A commonly asked question within the localization industry is which is better: Rule Based or Statistical Machine Translations systems.  While both approaches have merits and advantages, the question in my mind is which offers the best future potential and best value for LSPs who are considering a future offering which includes an element of Machine Translation?

According to Don DePalma and his team at Common Sense Advisory, if you’re an LSP and haven’t been asked to provide an RFQ (Request for Quotation) that includes an element of Machine Translation, then you’re rapidly becoming the exception!

So as a successful LSP entrepreneur, which is the best wagon to hitch your horses to: Rule Based or Statistical Machine Translation?

First of all, what is Machine Translation?

Machine translation (MT) is automated translation or “translation carried out by a computer” – as defined in the Oxford English dictionary. It is the process by which computer software is used to translate a text from one natural language to another.

Machine Translation systems have been in development since the 1950s, however the technology required to develop successful MT systems was not up to par at this time and so research was largely put to the side. But in the last 15 years, as computational resources have became more mainstream and the internet opening up a wider multilingual and global community, interest in Machine Translation has been renewed.

There are three different types of Machine Translation systems available today. These are Rule-Based Machine Translation (RBMT), Statistical Machine Translation (SMT) and hybrid systems – a combination of RBMT and SMT.

Rule-Based Machine Translation Technology

Rule-based machine translation relies on countless built-in linguistic rules and gigantic bilingual dictionaries for each language pair. RBMT system works by parsing text and creating a transitional representation from which the text in the target language is generated. This process requires extensive lexicons with morphological, syntactic, and semantic information, and large sets of rules. RBMT uses a complex rule set and then transfers the grammatical structure of the source language into the target language.

In most cases, there are two steps: an initial investment that significantly increases the quality at a limited cost, and an ongoing investment to increase quality incrementally. While rule-based MT brings companies to a reasonable quality threshold, the quality improvement process is generally long and expensive. This has been a contributing factor to the slow adoption and usage of MT in the localization industry.

Surely, there must be a better approach!

Statistical Machine Translation Technology

Statistical Machine Translation (SMT) utilizes statistical translation models generated from the analysis of monolingual and bilingual content. Essentially this approach uses computing power to build sophisticated data models to translate one source language into another. This makes the use of SMT a far simpler option, and a significant factor in the broader adoption of statistical machine translation technology in the localization industry.

Building SMT models is a relatively quick and simple process. Using current systems – users can upload  training material and have an MT engne generated in a matter of hours. While it is genereally thought that a minimum of two million words are required to train an engine for a specific domain, it is possible to reach an acceptable quality threshold with much less.  The technology relies on bilingual corpora such as translation memories and glossaries for the system to learn the language patterns, and monolingual data is used to improve the fluency of the output as the engine has more text examples to choose from.

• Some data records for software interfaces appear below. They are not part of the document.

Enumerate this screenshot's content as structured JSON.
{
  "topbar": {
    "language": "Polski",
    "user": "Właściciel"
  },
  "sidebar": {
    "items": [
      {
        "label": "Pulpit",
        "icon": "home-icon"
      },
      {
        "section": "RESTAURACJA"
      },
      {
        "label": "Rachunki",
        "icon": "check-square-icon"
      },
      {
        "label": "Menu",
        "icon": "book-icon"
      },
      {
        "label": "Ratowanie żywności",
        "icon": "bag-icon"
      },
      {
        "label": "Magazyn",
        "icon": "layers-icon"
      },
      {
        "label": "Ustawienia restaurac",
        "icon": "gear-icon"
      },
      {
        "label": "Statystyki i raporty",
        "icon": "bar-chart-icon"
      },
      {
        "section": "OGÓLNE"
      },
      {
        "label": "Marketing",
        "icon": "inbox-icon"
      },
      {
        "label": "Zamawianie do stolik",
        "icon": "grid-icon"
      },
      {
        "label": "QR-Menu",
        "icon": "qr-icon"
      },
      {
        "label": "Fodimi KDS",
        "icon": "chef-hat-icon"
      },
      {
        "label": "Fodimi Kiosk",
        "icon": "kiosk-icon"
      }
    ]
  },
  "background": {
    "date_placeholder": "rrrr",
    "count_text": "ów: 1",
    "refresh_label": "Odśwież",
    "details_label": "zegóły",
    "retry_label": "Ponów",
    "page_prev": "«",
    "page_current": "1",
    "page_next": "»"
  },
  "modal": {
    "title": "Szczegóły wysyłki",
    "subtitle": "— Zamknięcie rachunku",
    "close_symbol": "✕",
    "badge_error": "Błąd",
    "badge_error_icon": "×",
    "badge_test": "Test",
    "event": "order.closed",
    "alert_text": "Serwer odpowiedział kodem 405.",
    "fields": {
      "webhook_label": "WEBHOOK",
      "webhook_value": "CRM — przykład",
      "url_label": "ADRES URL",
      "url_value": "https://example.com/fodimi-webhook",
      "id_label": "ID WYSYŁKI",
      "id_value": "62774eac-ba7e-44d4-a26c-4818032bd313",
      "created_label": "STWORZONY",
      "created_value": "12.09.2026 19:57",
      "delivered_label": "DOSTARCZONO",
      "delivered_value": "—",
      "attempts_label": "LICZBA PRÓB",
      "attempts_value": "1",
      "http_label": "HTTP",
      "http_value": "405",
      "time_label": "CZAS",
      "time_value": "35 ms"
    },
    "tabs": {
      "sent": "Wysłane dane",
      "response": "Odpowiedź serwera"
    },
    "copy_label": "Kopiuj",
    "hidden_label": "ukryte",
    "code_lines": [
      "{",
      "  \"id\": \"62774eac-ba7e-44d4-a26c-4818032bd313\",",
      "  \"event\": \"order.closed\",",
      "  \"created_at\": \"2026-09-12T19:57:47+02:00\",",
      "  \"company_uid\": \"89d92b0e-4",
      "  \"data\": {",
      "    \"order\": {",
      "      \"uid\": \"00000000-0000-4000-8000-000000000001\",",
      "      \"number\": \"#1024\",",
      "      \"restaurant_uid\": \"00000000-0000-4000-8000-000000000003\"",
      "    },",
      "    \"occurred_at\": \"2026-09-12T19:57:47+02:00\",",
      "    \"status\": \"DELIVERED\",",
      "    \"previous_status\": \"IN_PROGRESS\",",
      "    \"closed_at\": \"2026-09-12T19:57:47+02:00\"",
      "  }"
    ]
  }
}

SMT engines will prove to have a higher output quality if trained using domain specific training data such as; medical, financial or technical domains.

SMT technology is CPU intensive and requires an extensive hardware configuration to run translation models for acceptable performance levels. However, the introduction of cloud services, and the increasing availability of bilingual corpora are having a dramatic effect on the popularity of SMT systems, which is leading to a higher adoption rate in the language services industry.


  • ŸRBMT can achieve good results but the training and development costs are very high for a good quality system. In terms of investment, the customization cycle needed to reach the quality threshold can be long and costly.
  • ŸRBMT systems can be built with much less data than SMT systems, instead using dictionaries and language rules to translate. This sometimes results in a lack of fluency.
  • Ÿ  Language is constantly changing, which means rules must be managed and updated where necessary in RBMT systems.
  • Ÿ  SMT systems can be built in much less time and do not require linguistic experts to apply language rules to the system.
  • Ÿ  SMT models require state-of the-art computer processing power and storage capacity to build and manage large translation models.
  • Ÿ SMT systems can mimic the style of the training data to generate output based on the frequency of patterns allowing them to produce more fluent output.

The Verdict

Statistical Machine Translation technology is growing in acceptance and is by far, the clear leader between both technologies. The increasing availability of cloud-based computing is providing a solution to the high computer processing power and storage capacity required to run SMT technology effectively, making SMT a game changer for the localization industry.

Training data for SMT engines is becoming more widely available, thanks to the internet and the increasing volumes of multilingual content being created by both companies and private internet users. High quality aligned bilingual corpora is still expensive and time consuming to create but, once created becomes a valuable asset to any organization implementing SMT technology, with translations benefiting from economies of scale over time.

Tony O’Dowd, Founder and Chief Architect,